### GIVEN INFORMATION
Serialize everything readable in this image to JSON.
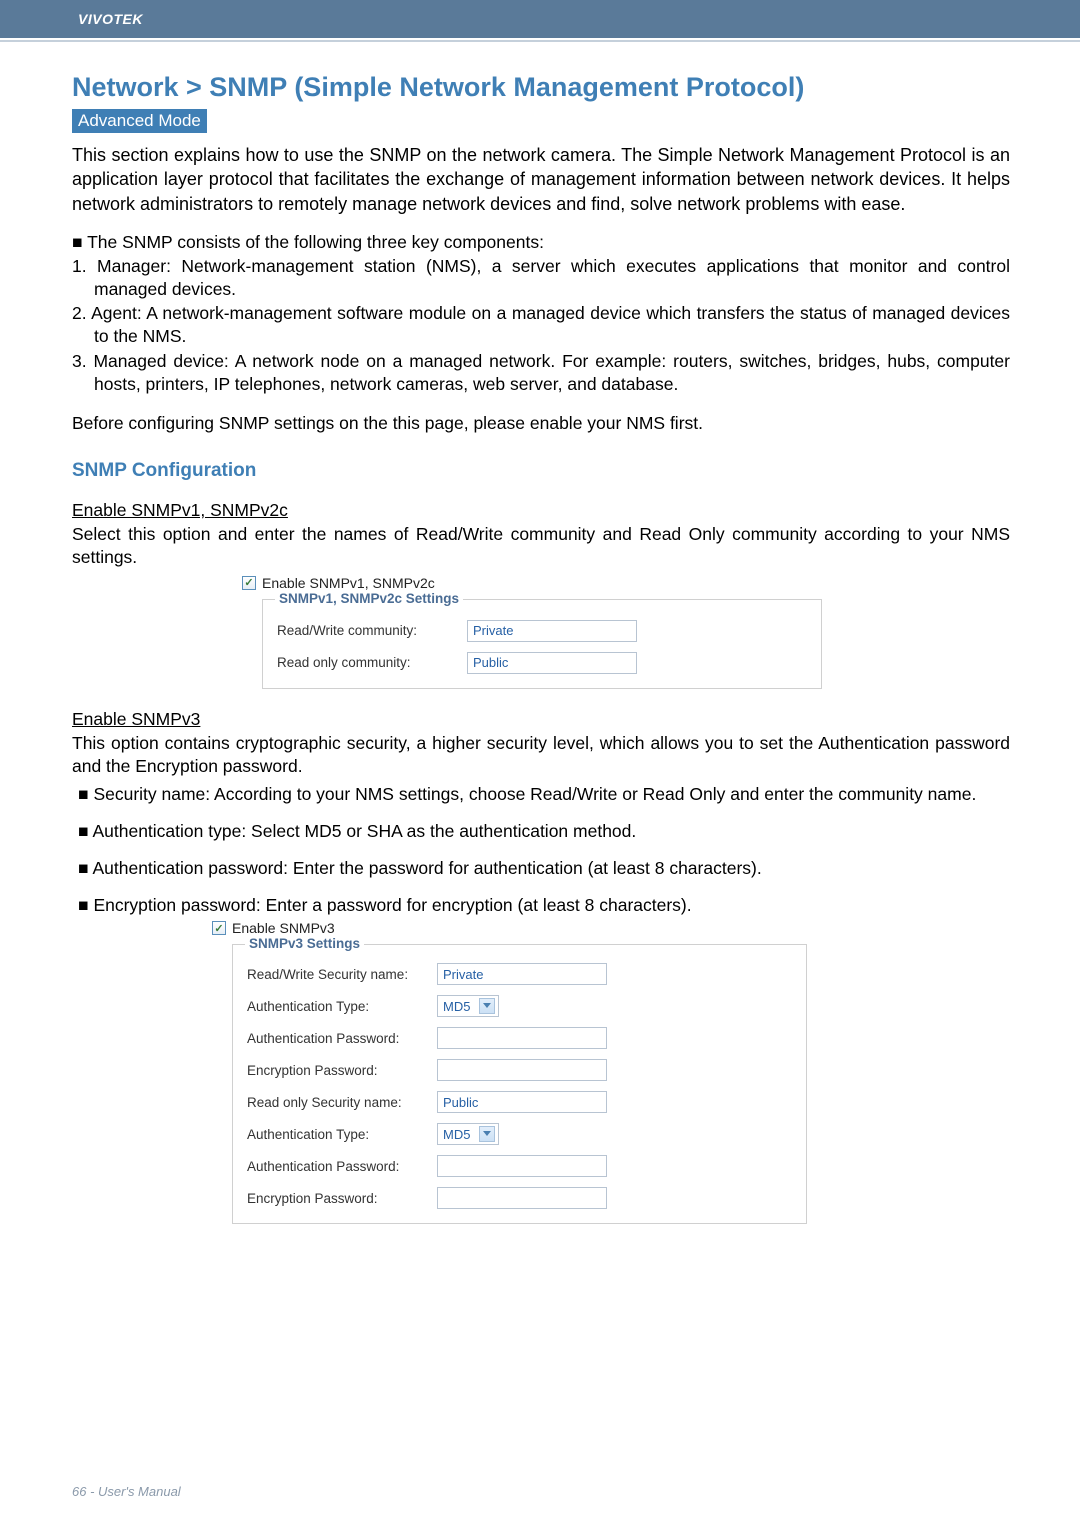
{
  "brand": "VIVOTEK",
  "title": "Network > SNMP (Simple Network Management Protocol)",
  "badge": "Advanced Mode",
  "intro": "This section explains how to use the SNMP on the network camera. The Simple Network Management Protocol is an application layer protocol that facilitates the exchange of management information between network devices. It helps network administrators to remotely manage network devices and find, solve network problems with ease.",
  "components_lead": "■ The SNMP consists of the following three key components:",
  "components": [
    "1. Manager: Network-management station (NMS), a server which executes applications that monitor and control managed devices.",
    "2. Agent: A network-management software module on a managed device which transfers the status of managed devices to the NMS.",
    "3. Managed device: A network node on a managed network. For example: routers, switches, bridges, hubs, computer hosts, printers, IP telephones, network cameras, web server, and database."
  ],
  "before_cfg": "Before configuring SNMP settings on the this page, please enable your NMS first.",
  "section_title": "SNMP Configuration",
  "v12": {
    "heading": "Enable SNMPv1, SNMPv2c",
    "desc": "Select this option and enter the names of Read/Write community and Read Only community according to your NMS settings.",
    "cb_label": "Enable SNMPv1, SNMPv2c",
    "legend": "SNMPv1, SNMPv2c Settings",
    "rw_label": "Read/Write community:",
    "rw_value": "Private",
    "ro_label": "Read only community:",
    "ro_value": "Public"
  },
  "v3": {
    "heading": "Enable SNMPv3",
    "desc": "This option contains cryptographic security, a higher security level, which allows you to set the Authentication password and the Encryption password.",
    "bullets": [
      "Security name: According to your NMS settings, choose Read/Write or Read Only and enter the community name.",
      "Authentication type: Select MD5 or SHA as the authentication method.",
      "Authentication password: Enter the password for authentication (at least 8 characters).",
      "Encryption password: Enter a password for encryption (at least 8 characters)."
    ],
    "cb_label": "Enable SNMPv3",
    "legend": "SNMPv3 Settings",
    "rw_sec_label": "Read/Write Security name:",
    "rw_sec_value": "Private",
    "auth_type_label": "Authentication Type:",
    "auth_type_value": "MD5",
    "auth_pw_label": "Authentication Password:",
    "enc_pw_label": "Encryption Password:",
    "ro_sec_label": "Read only Security name:",
    "ro_sec_value": "Public"
  },
  "footer": "66 - User's Manual"
}
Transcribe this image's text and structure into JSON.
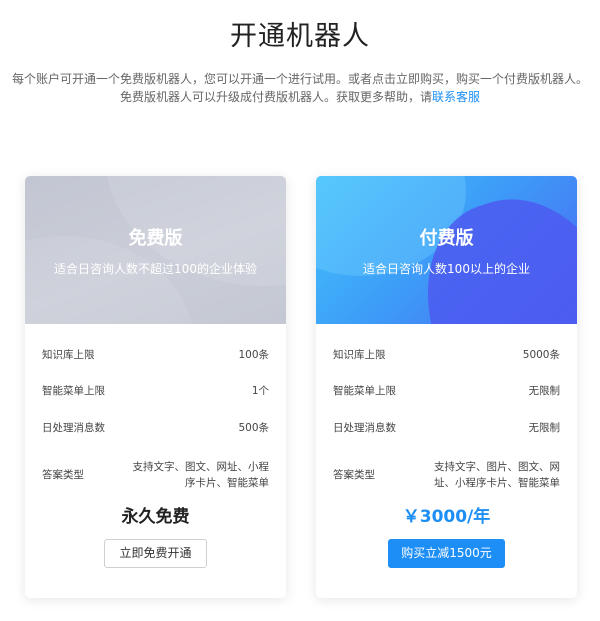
{
  "page": {
    "title": "开通机器人",
    "desc_line1": "每个账户可开通一个免费版机器人，您可以开通一个进行试用。或者点击立即购买，购买一个付费版机器人。",
    "desc_line2_prefix": "免费版机器人可以升级成付费版机器人。获取更多帮助，请",
    "desc_link": "联系客服"
  },
  "plans": [
    {
      "name": "免费版",
      "subtitle": "适合日咨询人数不超过100的企业体验",
      "rows": [
        {
          "label": "知识库上限",
          "value": "100条"
        },
        {
          "label": "智能菜单上限",
          "value": "1个"
        },
        {
          "label": "日处理消息数",
          "value": "500条"
        },
        {
          "label": "答案类型",
          "value_line1": "支持文字、图文、网址、小程",
          "value_line2": "序卡片、智能菜单"
        }
      ],
      "price": "永久免费",
      "button": "立即免费开通"
    },
    {
      "name": "付费版",
      "subtitle": "适合日咨询人数100以上的企业",
      "rows": [
        {
          "label": "知识库上限",
          "value": "5000条"
        },
        {
          "label": "智能菜单上限",
          "value": "无限制"
        },
        {
          "label": "日处理消息数",
          "value": "无限制"
        },
        {
          "label": "答案类型",
          "value_line1": "支持文字、图片、图文、网",
          "value_line2": "址、小程序卡片、智能菜单"
        }
      ],
      "price": "￥3000/年",
      "button": "购买立减1500元"
    }
  ],
  "colors": {
    "accent": "#1c8ef5",
    "free_header": "#c6c9d4",
    "paid_header_start": "#45c4fb",
    "paid_header_end": "#4a66f2"
  }
}
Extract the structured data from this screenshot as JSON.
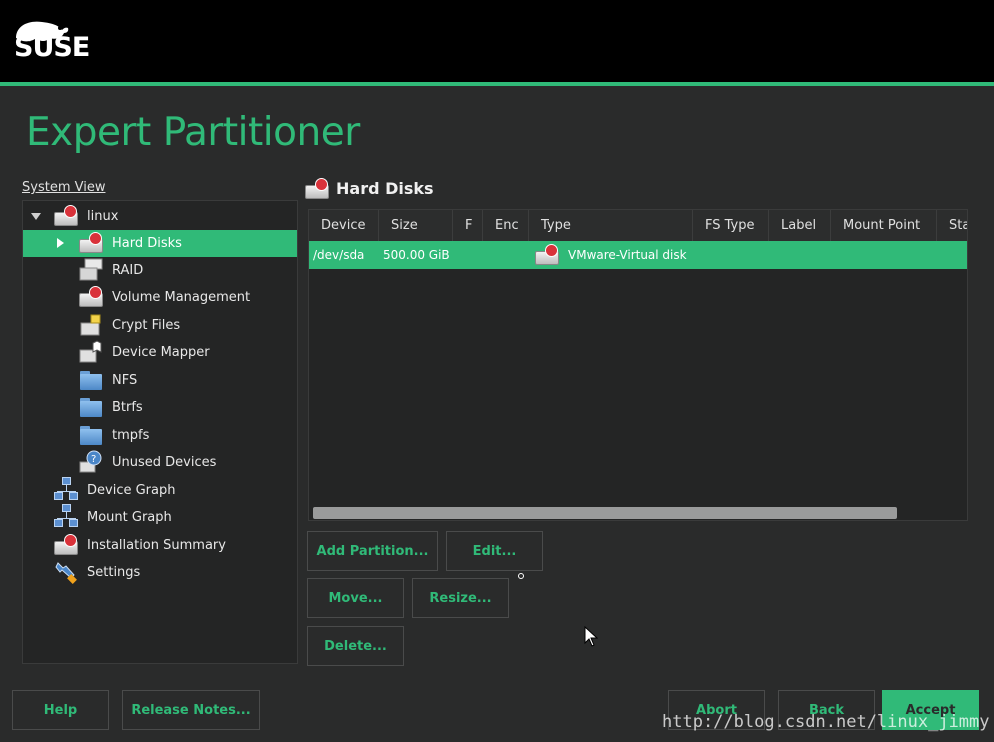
{
  "brand": {
    "logo_text": "SUSE"
  },
  "page": {
    "title": "Expert Partitioner"
  },
  "system_view": {
    "label": "System View",
    "items": [
      {
        "label": "linux",
        "icon": "disk-icon",
        "level": 0,
        "expanded": true
      },
      {
        "label": "Hard Disks",
        "icon": "disk-icon",
        "level": 1,
        "selected": true,
        "collapsed": true
      },
      {
        "label": "RAID",
        "icon": "raid-icon",
        "level": 1
      },
      {
        "label": "Volume Management",
        "icon": "disk-icon",
        "level": 1
      },
      {
        "label": "Crypt Files",
        "icon": "crypt-file-icon",
        "level": 1
      },
      {
        "label": "Device Mapper",
        "icon": "device-mapper-icon",
        "level": 1
      },
      {
        "label": "NFS",
        "icon": "folder-icon",
        "level": 1
      },
      {
        "label": "Btrfs",
        "icon": "folder-icon",
        "level": 1
      },
      {
        "label": "tmpfs",
        "icon": "folder-icon",
        "level": 1
      },
      {
        "label": "Unused Devices",
        "icon": "unused-devices-icon",
        "level": 1
      },
      {
        "label": "Device Graph",
        "icon": "graph-icon",
        "level": 0
      },
      {
        "label": "Mount Graph",
        "icon": "graph-icon",
        "level": 0
      },
      {
        "label": "Installation Summary",
        "icon": "disk-icon",
        "level": 0
      },
      {
        "label": "Settings",
        "icon": "wrench-icon",
        "level": 0
      }
    ]
  },
  "section": {
    "title": "Hard Disks",
    "icon": "disk-icon"
  },
  "table": {
    "columns": [
      "Device",
      "Size",
      "F",
      "Enc",
      "Type",
      "FS Type",
      "Label",
      "Mount Point",
      "Sta"
    ],
    "rows": [
      {
        "device": "/dev/sda",
        "size": "500.00 GiB",
        "f": "",
        "enc": "",
        "type": "VMware-Virtual disk",
        "fs_type": "",
        "label": "",
        "mount_point": "",
        "start": ""
      }
    ]
  },
  "actions": {
    "add_partition": "Add Partition...",
    "edit": "Edit...",
    "move": "Move...",
    "resize": "Resize...",
    "delete": "Delete..."
  },
  "footer": {
    "help": "Help",
    "release_notes": "Release Notes...",
    "abort": "Abort",
    "back": "Back",
    "accept": "Accept"
  },
  "watermark": "http://blog.csdn.net/linux_jimmy",
  "colors": {
    "accent": "#30ba78",
    "background": "#2a2b2b",
    "header": "#000000"
  }
}
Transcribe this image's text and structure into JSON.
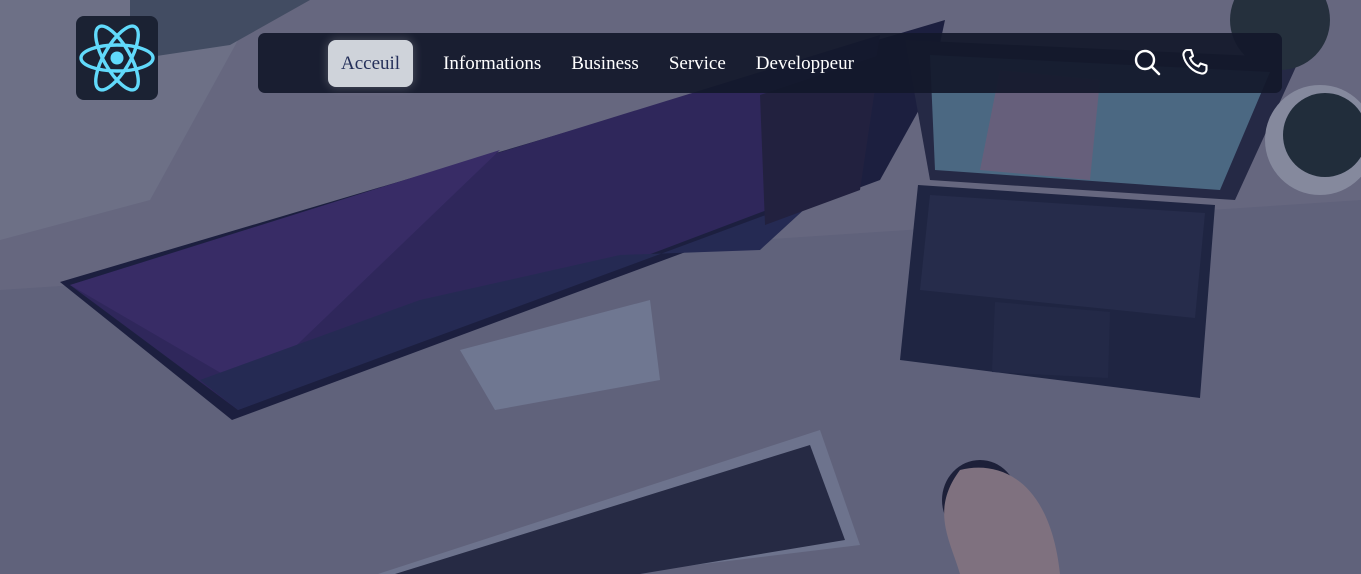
{
  "brand": {
    "logo_icon": "react-atom-icon",
    "logo_color": "#61dafb"
  },
  "nav": {
    "items": [
      {
        "label": "Acceuil",
        "active": true
      },
      {
        "label": "Informations",
        "active": false
      },
      {
        "label": "Business",
        "active": false
      },
      {
        "label": "Service",
        "active": false
      },
      {
        "label": "Developpeur",
        "active": false
      }
    ],
    "icons": [
      "search-icon",
      "phone-icon"
    ]
  },
  "hero": {
    "background_image": "desk-setup-photo"
  },
  "colors": {
    "nav_bg": "#12182a",
    "active_bg": "#cfd3da",
    "active_text": "#25305a",
    "text": "#ffffff"
  }
}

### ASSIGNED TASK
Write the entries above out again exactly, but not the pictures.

### THE COMPLETED TASK
Serialize everything readable in this image to JSON.
{
  "brand": "VIVOTEK",
  "title": "Network > SNMP (Simple Network Management Protocol)",
  "badge": "Advanced Mode",
  "intro": "This section explains how to use the SNMP on the network camera. The Simple Network Management Protocol is an application layer protocol that facilitates the exchange of management information between network devices. It helps network administrators to remotely manage network devices and find, solve network problems with ease.",
  "components_lead": "■ The SNMP consists of the following three key components:",
  "components": [
    "1. Manager: Network-management station (NMS), a server which executes applications that monitor and control managed devices.",
    "2. Agent: A network-management software module on a managed device which transfers the status of managed devices to the NMS.",
    "3. Managed device: A network node on a managed network. For example: routers, switches, bridges, hubs, computer hosts, printers, IP telephones, network cameras, web server, and database."
  ],
  "before_cfg": "Before configuring SNMP settings on the this page, please enable your NMS first.",
  "section_title": "SNMP Configuration",
  "v12": {
    "heading": "Enable SNMPv1, SNMPv2c",
    "desc": "Select this option and enter the names of Read/Write community and Read Only community according to your NMS settings.",
    "cb_label": "Enable SNMPv1, SNMPv2c",
    "legend": "SNMPv1, SNMPv2c Settings",
    "rw_label": "Read/Write community:",
    "rw_value": "Private",
    "ro_label": "Read only community:",
    "ro_value": "Public"
  },
  "v3": {
    "heading": "Enable SNMPv3",
    "desc": "This option contains cryptographic security, a higher security level, which allows you to set the Authentication password and the Encryption password.",
    "bullets": [
      "Security name: According to your NMS settings, choose Read/Write or Read Only and enter the community name.",
      "Authentication type: Select MD5 or SHA as the authentication method.",
      "Authentication password: Enter the password for authentication (at least 8 characters).",
      "Encryption password: Enter a password for encryption (at least 8 characters)."
    ],
    "cb_label": "Enable SNMPv3",
    "legend": "SNMPv3 Settings",
    "rw_sec_label": "Read/Write Security name:",
    "rw_sec_value": "Private",
    "auth_type_label": "Authentication Type:",
    "auth_type_value": "MD5",
    "auth_pw_label": "Authentication Password:",
    "enc_pw_label": "Encryption Password:",
    "ro_sec_label": "Read only Security name:",
    "ro_sec_value": "Public"
  },
  "footer": "66 - User's Manual"
}
Transcribe this image's text and structure into JSON.
{
  "page": {
    "title": "开通机器人",
    "desc_line1": "每个账户可开通一个免费版机器人，您可以开通一个进行试用。或者点击立即购买，购买一个付费版机器人。",
    "desc_line2_prefix": "免费版机器人可以升级成付费版机器人。获取更多帮助，请",
    "desc_link": "联系客服"
  },
  "plans": [
    {
      "name": "免费版",
      "subtitle": "适合日咨询人数不超过100的企业体验",
      "rows": [
        {
          "label": "知识库上限",
          "value": "100条"
        },
        {
          "label": "智能菜单上限",
          "value": "1个"
        },
        {
          "label": "日处理消息数",
          "value": "500条"
        },
        {
          "label": "答案类型",
          "value_line1": "支持文字、图文、网址、小程",
          "value_line2": "序卡片、智能菜单"
        }
      ],
      "price": "永久免费",
      "button": "立即免费开通"
    },
    {
      "name": "付费版",
      "subtitle": "适合日咨询人数100以上的企业",
      "rows": [
        {
          "label": "知识库上限",
          "value": "5000条"
        },
        {
          "label": "智能菜单上限",
          "value": "无限制"
        },
        {
          "label": "日处理消息数",
          "value": "无限制"
        },
        {
          "label": "答案类型",
          "value_line1": "支持文字、图片、图文、网",
          "value_line2": "址、小程序卡片、智能菜单"
        }
      ],
      "price": "￥3000/年",
      "button": "购买立减1500元"
    }
  ],
  "colors": {
    "accent": "#1c8ef5",
    "free_header": "#c6c9d4",
    "paid_header_start": "#45c4fb",
    "paid_header_end": "#4a66f2"
  }
}
Extract the structured data from this screenshot as JSON.
{
  "brand": {
    "logo_text": "SUSE"
  },
  "page": {
    "title": "Expert Partitioner"
  },
  "system_view": {
    "label": "System View",
    "items": [
      {
        "label": "linux",
        "icon": "disk-icon",
        "level": 0,
        "expanded": true
      },
      {
        "label": "Hard Disks",
        "icon": "disk-icon",
        "level": 1,
        "selected": true,
        "collapsed": true
      },
      {
        "label": "RAID",
        "icon": "raid-icon",
        "level": 1
      },
      {
        "label": "Volume Management",
        "icon": "disk-icon",
        "level": 1
      },
      {
        "label": "Crypt Files",
        "icon": "crypt-file-icon",
        "level": 1
      },
      {
        "label": "Device Mapper",
        "icon": "device-mapper-icon",
        "level": 1
      },
      {
        "label": "NFS",
        "icon": "folder-icon",
        "level": 1
      },
      {
        "label": "Btrfs",
        "icon": "folder-icon",
        "level": 1
      },
      {
        "label": "tmpfs",
        "icon": "folder-icon",
        "level": 1
      },
      {
        "label": "Unused Devices",
        "icon": "unused-devices-icon",
        "level": 1
      },
      {
        "label": "Device Graph",
        "icon": "graph-icon",
        "level": 0
      },
      {
        "label": "Mount Graph",
        "icon": "graph-icon",
        "level": 0
      },
      {
        "label": "Installation Summary",
        "icon": "disk-icon",
        "level": 0
      },
      {
        "label": "Settings",
        "icon": "wrench-icon",
        "level": 0
      }
    ]
  },
  "section": {
    "title": "Hard Disks",
    "icon": "disk-icon"
  },
  "table": {
    "columns": [
      "Device",
      "Size",
      "F",
      "Enc",
      "Type",
      "FS Type",
      "Label",
      "Mount Point",
      "Sta"
    ],
    "rows": [
      {
        "device": "/dev/sda",
        "size": "500.00 GiB",
        "f": "",
        "enc": "",
        "type": "VMware-Virtual disk",
        "fs_type": "",
        "label": "",
        "mount_point": "",
        "start": ""
      }
    ]
  },
  "actions": {
    "add_partition": "Add Partition...",
    "edit": "Edit...",
    "move": "Move...",
    "resize": "Resize...",
    "delete": "Delete..."
  },
  "footer": {
    "help": "Help",
    "release_notes": "Release Notes...",
    "abort": "Abort",
    "back": "Back",
    "accept": "Accept"
  },
  "watermark": "http://blog.csdn.net/linux_jimmy",
  "colors": {
    "accent": "#30ba78",
    "background": "#2a2b2b",
    "header": "#000000"
  }
}
Transcribe this image's text and structure into JSON.
{
  "brand": {
    "logo_icon": "react-atom-icon",
    "logo_color": "#61dafb"
  },
  "nav": {
    "items": [
      {
        "label": "Acceuil",
        "active": true
      },
      {
        "label": "Informations",
        "active": false
      },
      {
        "label": "Business",
        "active": false
      },
      {
        "label": "Service",
        "active": false
      },
      {
        "label": "Developpeur",
        "active": false
      }
    ],
    "icons": [
      "search-icon",
      "phone-icon"
    ]
  },
  "hero": {
    "background_image": "desk-setup-photo"
  },
  "colors": {
    "nav_bg": "#12182a",
    "active_bg": "#cfd3da",
    "active_text": "#25305a",
    "text": "#ffffff"
  }
}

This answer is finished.